Cindy shared her son with the group in a very personal way that day, a way only a mother could do. Brad vividly recalls a photograph on a shelf in a curio cabinet that means the world to Cindy. “It was a photo of several guys,” Brad shared. “She told us, ‘This picture is very special to me. These are the Navy SEALS who brought Danny home.’” She shared her heart and soul with the group because she also wants Danny and his brothers to be remembered for the heroes they are. Although Blaine had the initial yearning to do something for the three who lost their lives in the failed U.S. Navy SEALS counter-insurgent mission known as Operation Red Wings, he was unable to make the first two trips. “It was a decision my dad and I made together,” Blaine said. “I was in my junior year in high school at the time. I didn’t want to miss three days of school and then worry about the ‘what-ifs’ if I should get sick and have to miss additional days.”
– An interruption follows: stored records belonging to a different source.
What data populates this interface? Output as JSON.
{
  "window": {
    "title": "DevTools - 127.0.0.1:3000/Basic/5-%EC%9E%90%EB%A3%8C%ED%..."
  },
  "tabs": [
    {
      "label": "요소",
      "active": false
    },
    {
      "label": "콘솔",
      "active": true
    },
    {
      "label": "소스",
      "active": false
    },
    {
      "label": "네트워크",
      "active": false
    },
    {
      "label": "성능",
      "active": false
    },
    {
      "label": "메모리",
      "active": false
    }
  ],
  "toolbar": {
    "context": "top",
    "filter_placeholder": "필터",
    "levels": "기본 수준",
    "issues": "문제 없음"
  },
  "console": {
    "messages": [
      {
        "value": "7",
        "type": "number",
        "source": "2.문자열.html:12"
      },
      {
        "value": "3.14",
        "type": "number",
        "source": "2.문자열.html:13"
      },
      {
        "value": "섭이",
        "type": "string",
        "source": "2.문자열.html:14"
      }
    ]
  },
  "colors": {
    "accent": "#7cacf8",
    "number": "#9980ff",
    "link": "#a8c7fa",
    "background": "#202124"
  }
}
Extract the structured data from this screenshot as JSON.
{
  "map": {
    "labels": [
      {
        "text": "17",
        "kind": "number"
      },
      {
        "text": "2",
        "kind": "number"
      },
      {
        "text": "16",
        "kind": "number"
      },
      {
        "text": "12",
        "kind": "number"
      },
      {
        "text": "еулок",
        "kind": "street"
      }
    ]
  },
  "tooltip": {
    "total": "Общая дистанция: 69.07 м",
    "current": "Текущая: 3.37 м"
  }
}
His goal as a high school senior is to make the next trip. That Saturday started as just another afternoon at the movies — just another father/son outing. Brad and Blaine quickly realized that day would forever change their lives as the depth of the movie rocked their souls to the core. “Little did we know what God had planned for us,” Brad said. “God knew this was going to be our new ministry.” “Every phase of this venture — from Blaine’s desire to the overwhelming response nationwide, has been orchestrated from above,” Rick stated. “These portraits are making a huge difference in keeping loved ones’ memories alive.” Blaine, being the tenderhearted, old soul that he is, feels emotions can be so large at trying times like this that no one wants to talk about their loss, or they’re so large they don’t ever want to forget. “What we are doing now is changing lives and making a difference,” Blaine said. “It’s keeping memories alive.” Blaine and Brad Shotts, Rick Crabb and Wayne Boze honor those who paid the ultimate sacrifice for our freedom.
Written by Sandra Strong.